Next week I’ll start examining potential picks for the Mavs, starting with those rumored and confirmed to have scheduled workouts with the team.  Some of those players seem poised for success on the pro level, and others may not even be top competitors in the D-League.  As fans, we can only hope that MGMT not only makes the right decision in assessing the talent of a potential pick, but also in picking talented players to fill holes in the Mavs’ rotation.

Heard It Through the Grapevine 2-24-09

Posted by Rob Mahoney on February 24, 2009 under xOther | Read the First Comment

  • A wild, wild night in the lig.  Devin Harris hit what many are calling “the shot of the year,” and I don’t think I can disagree.  Nate Robinson scored 41 points off the bench, made a game-clinching layup, and has my head spinning.  Carlos Boozer returned for the Jazz, and scored 2 points (technically he didn’t make a basket; it was a Josh Smith goaltend) to go with 5 rebounds, 2 assists, 2 steals, and 2 turnovers.  Tyson Chandler returned for the Hornets, and notched 15 points and 10 rebounds (albeit along with 5 turnovers).  The Nuggets were absolutely punked by the Celtics sans Kevin Garnett.  Wacky.
  • Jerry Stackhouse is down already…just as I was planning to publish a “What Should We Really Expect From Stack?” post.  Oh, bother.  I wasn’t terribly optimistic about his potential to return to his former self, and maybe these type of delays are a blessing in disguise to help us temper our expectations.  Or maybe we’re just delaying the inevitable, and Stack’s eventual return will be accompanied by his blinders-on offensive mentality, only without the usual production.  Fun.  I’m hoping that Carlisle keeps his cool and does the same thing he’s done all season: refuse to accept the ‘given.’  It was given that Stack was going to be a contributor on this team, but he has to prove himself just as every other player on the roster did.  He didn’t seem all that pleased with Stack’s play early in the season, and one can only hope that he makes stack earn his way into the game rather than handing it to him.
  • Jake of Mavs Moneyball compares the Mavs’ defense to the Spurs’.  For most of the season, the Mavs matched up more favorably than you’d think.  Part of that can be attributed to the fact that the Spurs defense isn’t quite what it once was.  It does show that the Mavs have been subtly improving on that end since their midseason meltdown, but Jake is certainly right in assessing that the D doesn’t deserve the benefit of the doubt.
  • David Moore, with a friendly reminder on the DMN Mavs Blog: The trend extends even further.
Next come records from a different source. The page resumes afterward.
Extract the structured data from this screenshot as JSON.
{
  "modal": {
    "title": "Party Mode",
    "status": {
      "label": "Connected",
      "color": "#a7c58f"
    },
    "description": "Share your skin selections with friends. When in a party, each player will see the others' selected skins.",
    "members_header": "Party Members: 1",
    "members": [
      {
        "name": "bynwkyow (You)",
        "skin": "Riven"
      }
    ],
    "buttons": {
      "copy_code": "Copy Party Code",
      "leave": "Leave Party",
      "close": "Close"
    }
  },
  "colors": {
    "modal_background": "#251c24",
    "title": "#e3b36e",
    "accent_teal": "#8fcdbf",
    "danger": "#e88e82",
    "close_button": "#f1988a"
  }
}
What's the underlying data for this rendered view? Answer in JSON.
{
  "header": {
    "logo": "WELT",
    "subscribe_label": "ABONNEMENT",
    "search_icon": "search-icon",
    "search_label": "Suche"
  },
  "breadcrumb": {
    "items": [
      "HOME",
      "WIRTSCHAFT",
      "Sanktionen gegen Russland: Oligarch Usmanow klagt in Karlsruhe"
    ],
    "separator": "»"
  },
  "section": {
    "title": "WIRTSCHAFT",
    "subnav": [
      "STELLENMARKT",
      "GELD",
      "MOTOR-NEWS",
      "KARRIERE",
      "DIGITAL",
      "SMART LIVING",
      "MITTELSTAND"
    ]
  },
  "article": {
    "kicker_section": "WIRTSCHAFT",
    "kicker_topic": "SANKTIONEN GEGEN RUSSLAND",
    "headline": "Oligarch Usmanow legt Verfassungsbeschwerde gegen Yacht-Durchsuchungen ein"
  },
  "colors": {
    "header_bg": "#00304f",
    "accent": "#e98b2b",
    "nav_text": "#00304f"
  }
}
The Mavericks are 4-13 on the road against the best in the West since Jason Kidd’s arrival last February.
  • Tom Ziller warns you to “discount the Jazz at your own peril.”
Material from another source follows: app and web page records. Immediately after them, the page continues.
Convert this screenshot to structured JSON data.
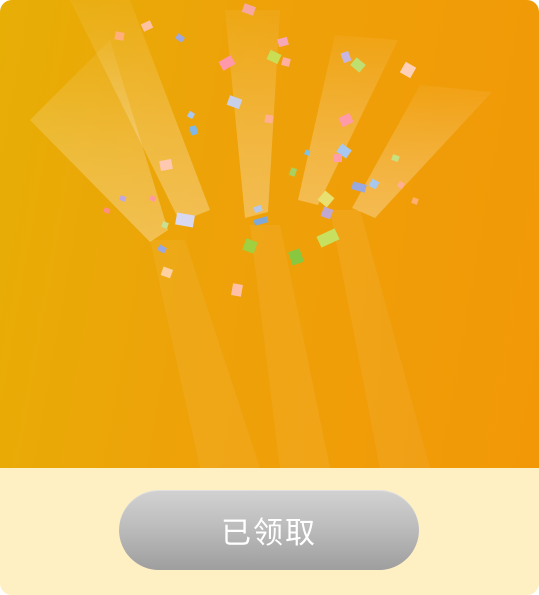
{
  "button": {
    "label": "已领取"
  },
  "colors": {
    "banner_left": "#E7AE06",
    "banner_right": "#F29807",
    "footer_bg": "#FFF0C4",
    "button_top": "#D2D2D2",
    "button_bottom": "#9E9E9E",
    "button_text": "#FFFFFF"
  }
}
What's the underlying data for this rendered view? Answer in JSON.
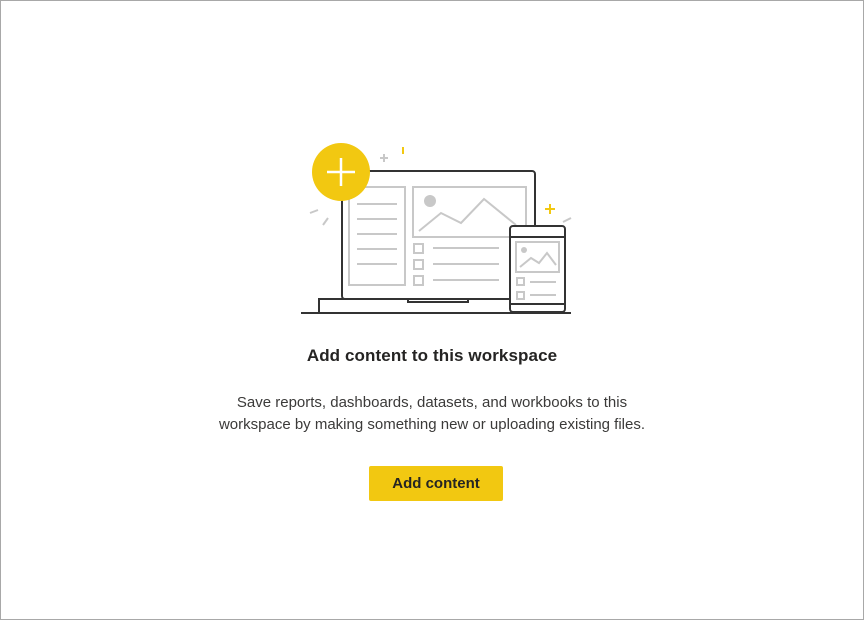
{
  "empty_state": {
    "title": "Add content to this workspace",
    "description_line1": "Save reports, dashboards, datasets, and workbooks to this",
    "description_line2": "workspace by making something new or uploading existing files.",
    "button_label": "Add content"
  },
  "colors": {
    "accent": "#f2c811",
    "outline": "#333333",
    "muted": "#c8c8c8",
    "border": "#a8a8a8"
  },
  "icons": [
    "plus-icon",
    "laptop-icon",
    "phone-icon"
  ]
}
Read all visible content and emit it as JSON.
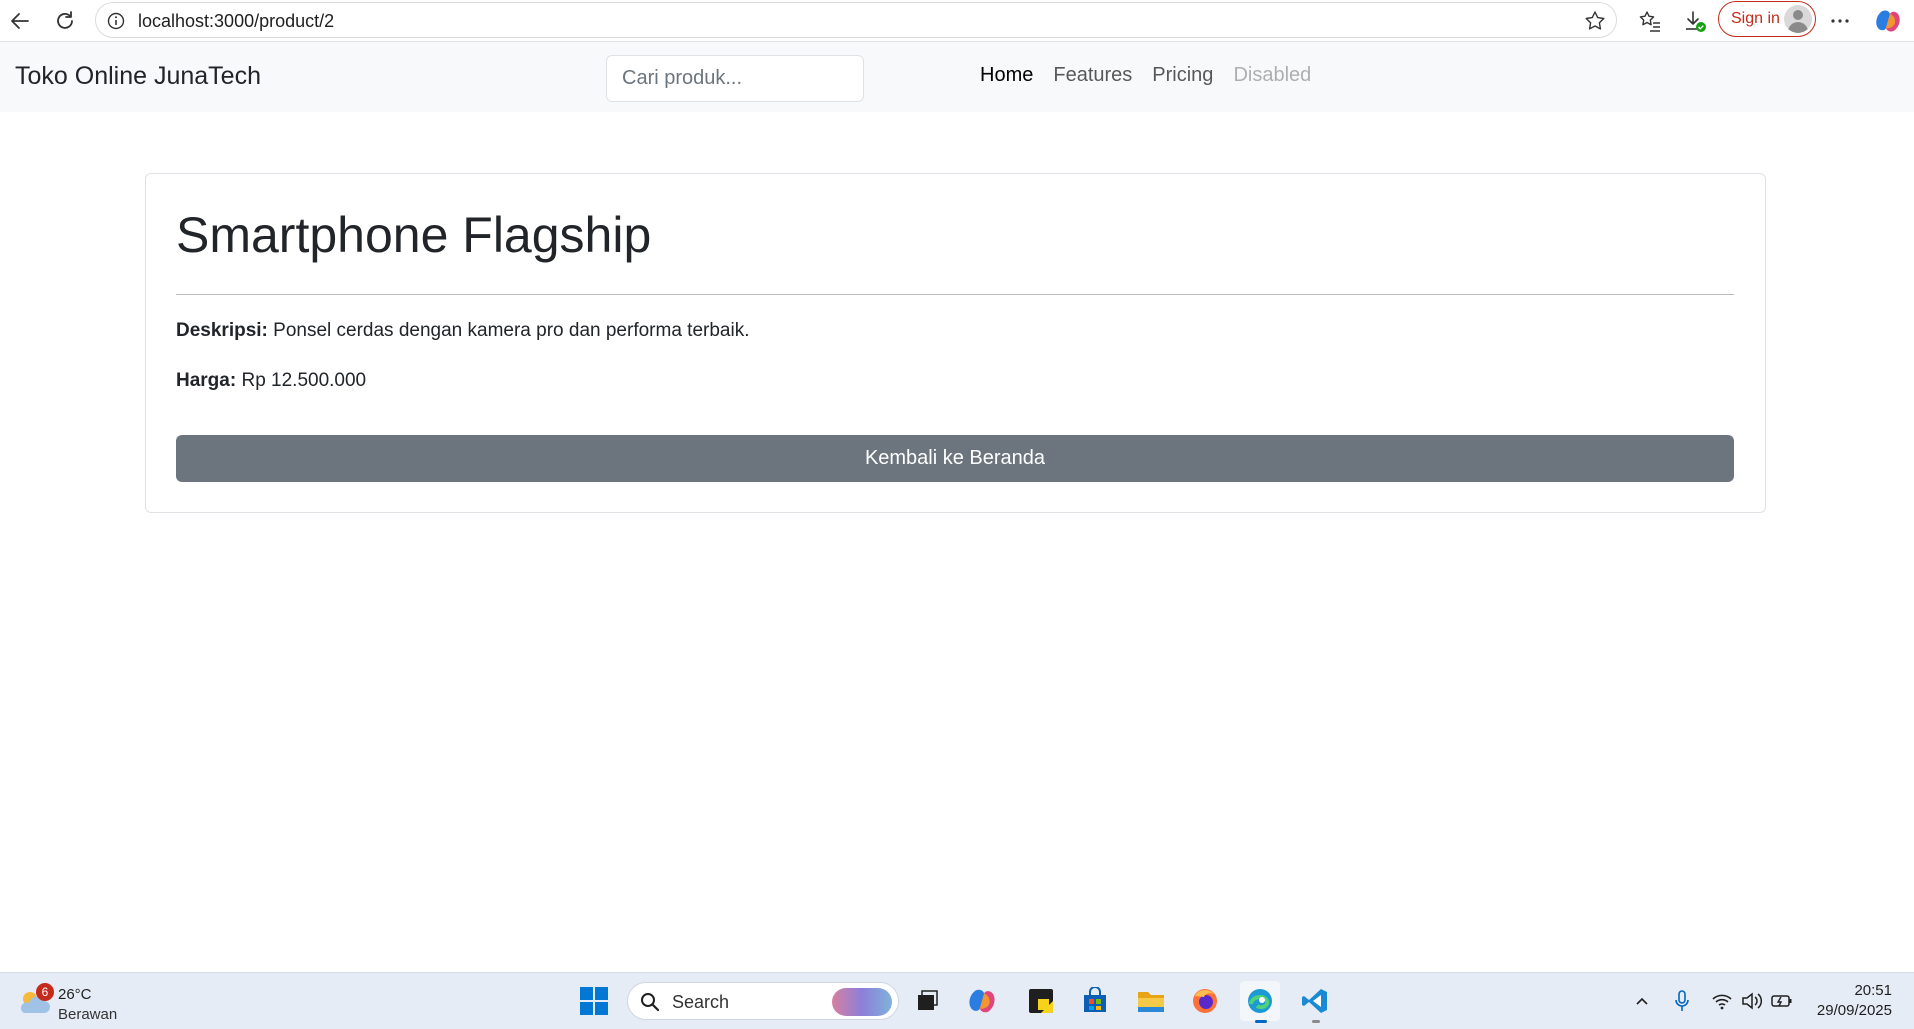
{
  "browser": {
    "url": "localhost:3000/product/2",
    "sign_in_label": "Sign in"
  },
  "site": {
    "brand": "Toko Online JunaTech",
    "search_placeholder": "Cari produk...",
    "nav": [
      {
        "label": "Home",
        "state": "active"
      },
      {
        "label": "Features",
        "state": "normal"
      },
      {
        "label": "Pricing",
        "state": "normal"
      },
      {
        "label": "Disabled",
        "state": "disabled"
      }
    ]
  },
  "product": {
    "title": "Smartphone Flagship",
    "description_label": "Deskripsi:",
    "description": "Ponsel cerdas dengan kamera pro dan performa terbaik.",
    "price_label": "Harga:",
    "price": "Rp 12.500.000",
    "back_button": "Kembali ke Beranda"
  },
  "taskbar": {
    "weather_temp": "26°C",
    "weather_condition": "Berawan",
    "weather_badge": "6",
    "search_label": "Search",
    "time": "20:51",
    "date": "29/09/2025"
  },
  "colors": {
    "button_secondary": "#6c757d",
    "navbar_bg": "#f8f9fa",
    "sign_in_accent": "#c42b1c"
  }
}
  • Moore’s article for the Dallas Morning News continues with the same basic message, but goes further.  Could the loss to the Rockets actually prove to be a stepping stone for Dallas’ road success to come?:”‘The formula has got to be there. You’ve got to play consistently on defense and rebound. Offensively, you’ve got to be efficient and you’ve got to score enough points.’ [Carlisle said.] That’s the problem. The Mavericks haven’t been consistent on defense on the road. Their offense has been sporadic. Their bench has been erratic. But there are signs of improvement, such as Friday’s 93-86 loss in Houston. ‘Well, look at that game,’ Kidd said. ‘We put ourselves in position coming down the stretch, but didn’t execute and turned the ball over…It’s there. We’re right there. It’s a matter of staying with it.’”